[Stored data — start]

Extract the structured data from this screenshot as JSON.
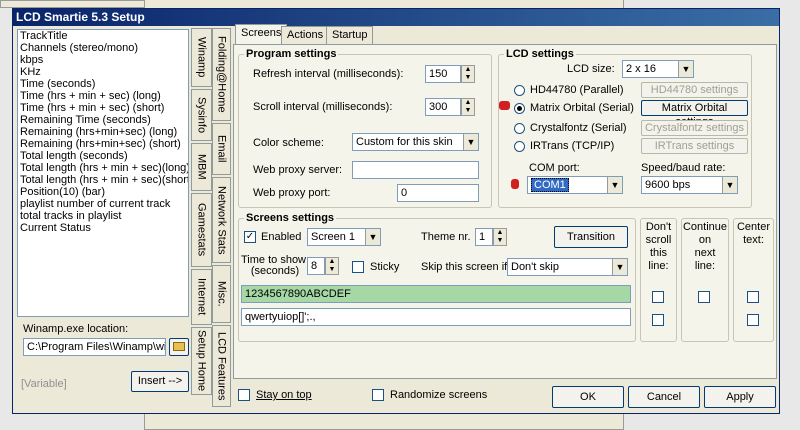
{
  "window": {
    "title": "LCD Smartie 5.3 Setup"
  },
  "left": {
    "items": [
      "TrackTitle",
      "Channels (stereo/mono)",
      "kbps",
      "KHz",
      "Time (seconds)",
      "Time (hrs + min + sec) (long)",
      "Time (hrs + min + sec) (short)",
      "Remaining Time (seconds)",
      "Remaining (hrs+min+sec) (long)",
      "Remaining (hrs+min+sec) (short)",
      "Total length (seconds)",
      "Total length (hrs + min + sec)(long)",
      "Total length (hrs + min + sec)(short)",
      "Position(10) (bar)",
      "playlist number of current track",
      "total tracks in playlist",
      "Current Status"
    ],
    "exe_label": "Winamp.exe location:",
    "exe_value": "C:\\Program Files\\Winamp\\wina",
    "variable_label": "[Variable]",
    "insert_button": "Insert -->"
  },
  "vtabs": [
    "Winamp",
    "Sysinfo",
    "MBM",
    "Gamestats",
    "Internet",
    "Setup Home",
    "Folding@Home",
    "Email",
    "Network Stats",
    "Misc.",
    "LCD Features"
  ],
  "tabs": [
    "Screens",
    "Actions",
    "Startup"
  ],
  "program": {
    "title": "Program settings",
    "refresh_label": "Refresh interval (milliseconds):",
    "refresh_value": "150",
    "scroll_label": "Scroll interval (milliseconds):",
    "scroll_value": "300",
    "scheme_label": "Color scheme:",
    "scheme_value": "Custom for this skin",
    "proxy_server_label": "Web proxy server:",
    "proxy_server_value": "",
    "proxy_port_label": "Web proxy port:",
    "proxy_port_value": "0"
  },
  "lcd": {
    "title": "LCD settings",
    "size_label": "LCD size:",
    "size_value": "2 x 16",
    "radios": [
      "HD44780 (Parallel)",
      "Matrix Orbital (Serial)",
      "Crystalfontz (Serial)",
      "IRTrans (TCP/IP)"
    ],
    "selected": 1,
    "buttons": [
      "HD44780 settings",
      "Matrix Orbital settings",
      "Crystalfontz settings",
      "IRTrans settings"
    ],
    "com_label": "COM port:",
    "com_value": "COM1",
    "baud_label": "Speed/baud rate:",
    "baud_value": "9600 bps"
  },
  "screens": {
    "title": "Screens settings",
    "enabled_label": "Enabled",
    "screen_value": "Screen 1",
    "theme_label": "Theme nr.",
    "theme_value": "1",
    "transition_button": "Transition",
    "time_label_1": "Time to show:",
    "time_label_2": "(seconds)",
    "time_value": "8",
    "sticky_label": "Sticky",
    "skip_label": "Skip this screen if:",
    "skip_value": "Don't skip",
    "line1": "1234567890ABCDEF",
    "line2": "qwertyuiop[]';.,",
    "col_headers": [
      [
        "Don't",
        "scroll",
        "this",
        "line:"
      ],
      [
        "Continue",
        "on",
        "next",
        "line:"
      ],
      [
        "Center",
        "text:"
      ]
    ]
  },
  "bottom": {
    "stay_on_top": "Stay on top",
    "randomize": "Randomize screens",
    "ok": "OK",
    "cancel": "Cancel",
    "apply": "Apply"
  }
}
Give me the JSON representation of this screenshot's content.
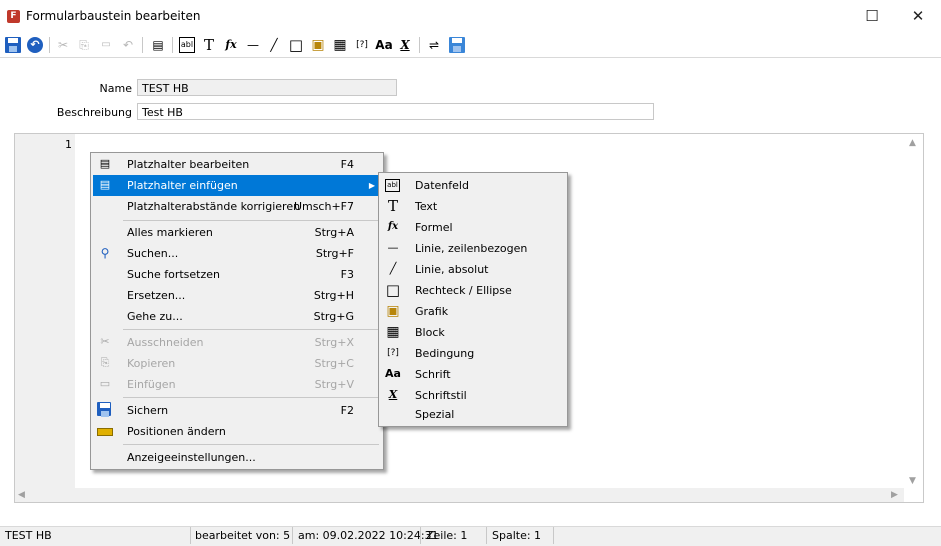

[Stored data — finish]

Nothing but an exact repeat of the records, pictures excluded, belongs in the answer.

Extract the structured data from this screenshot as JSON.
{
  "window": {
    "title": "LCD Smartie 5.3 Setup"
  },
  "left": {
    "items": [
      "TrackTitle",
      "Channels (stereo/mono)",
      "kbps",
      "KHz",
      "Time (seconds)",
      "Time (hrs + min + sec) (long)",
      "Time (hrs + min + sec) (short)",
      "Remaining Time (seconds)",
      "Remaining (hrs+min+sec) (long)",
      "Remaining (hrs+min+sec) (short)",
      "Total length (seconds)",
      "Total length (hrs + min + sec)(long)",
      "Total length (hrs + min + sec)(short)",
      "Position(10) (bar)",
      "playlist number of current track",
      "total tracks in playlist",
      "Current Status"
    ],
    "exe_label": "Winamp.exe location:",
    "exe_value": "C:\\Program Files\\Winamp\\wina",
    "variable_label": "[Variable]",
    "insert_button": "Insert -->"
  },
  "vtabs": [
    "Winamp",
    "Sysinfo",
    "MBM",
    "Gamestats",
    "Internet",
    "Setup Home",
    "Folding@Home",
    "Email",
    "Network Stats",
    "Misc.",
    "LCD Features"
  ],
  "tabs": [
    "Screens",
    "Actions",
    "Startup"
  ],
  "program": {
    "title": "Program settings",
    "refresh_label": "Refresh interval (milliseconds):",
    "refresh_value": "150",
    "scroll_label": "Scroll interval (milliseconds):",
    "scroll_value": "300",
    "scheme_label": "Color scheme:",
    "scheme_value": "Custom for this skin",
    "proxy_server_label": "Web proxy server:",
    "proxy_server_value": "",
    "proxy_port_label": "Web proxy port:",
    "proxy_port_value": "0"
  },
  "lcd": {
    "title": "LCD settings",
    "size_label": "LCD size:",
    "size_value": "2 x 16",
    "radios": [
      "HD44780 (Parallel)",
      "Matrix Orbital (Serial)",
      "Crystalfontz (Serial)",
      "IRTrans (TCP/IP)"
    ],
    "selected": 1,
    "buttons": [
      "HD44780 settings",
      "Matrix Orbital settings",
      "Crystalfontz settings",
      "IRTrans settings"
    ],
    "com_label": "COM port:",
    "com_value": "COM1",
    "baud_label": "Speed/baud rate:",
    "baud_value": "9600 bps"
  },
  "screens": {
    "title": "Screens settings",
    "enabled_label": "Enabled",
    "screen_value": "Screen 1",
    "theme_label": "Theme nr.",
    "theme_value": "1",
    "transition_button": "Transition",
    "time_label_1": "Time to show:",
    "time_label_2": "(seconds)",
    "time_value": "8",
    "sticky_label": "Sticky",
    "skip_label": "Skip this screen if:",
    "skip_value": "Don't skip",
    "line1": "1234567890ABCDEF",
    "line2": "qwertyuiop[]';.,",
    "col_headers": [
      [
        "Don't",
        "scroll",
        "this",
        "line:"
      ],
      [
        "Continue",
        "on",
        "next",
        "line:"
      ],
      [
        "Center",
        "text:"
      ]
    ]
  },
  "bottom": {
    "stay_on_top": "Stay on top",
    "randomize": "Randomize screens",
    "ok": "OK",
    "cancel": "Cancel",
    "apply": "Apply"
  }
}
Give me the JSON representation of this screenshot's content.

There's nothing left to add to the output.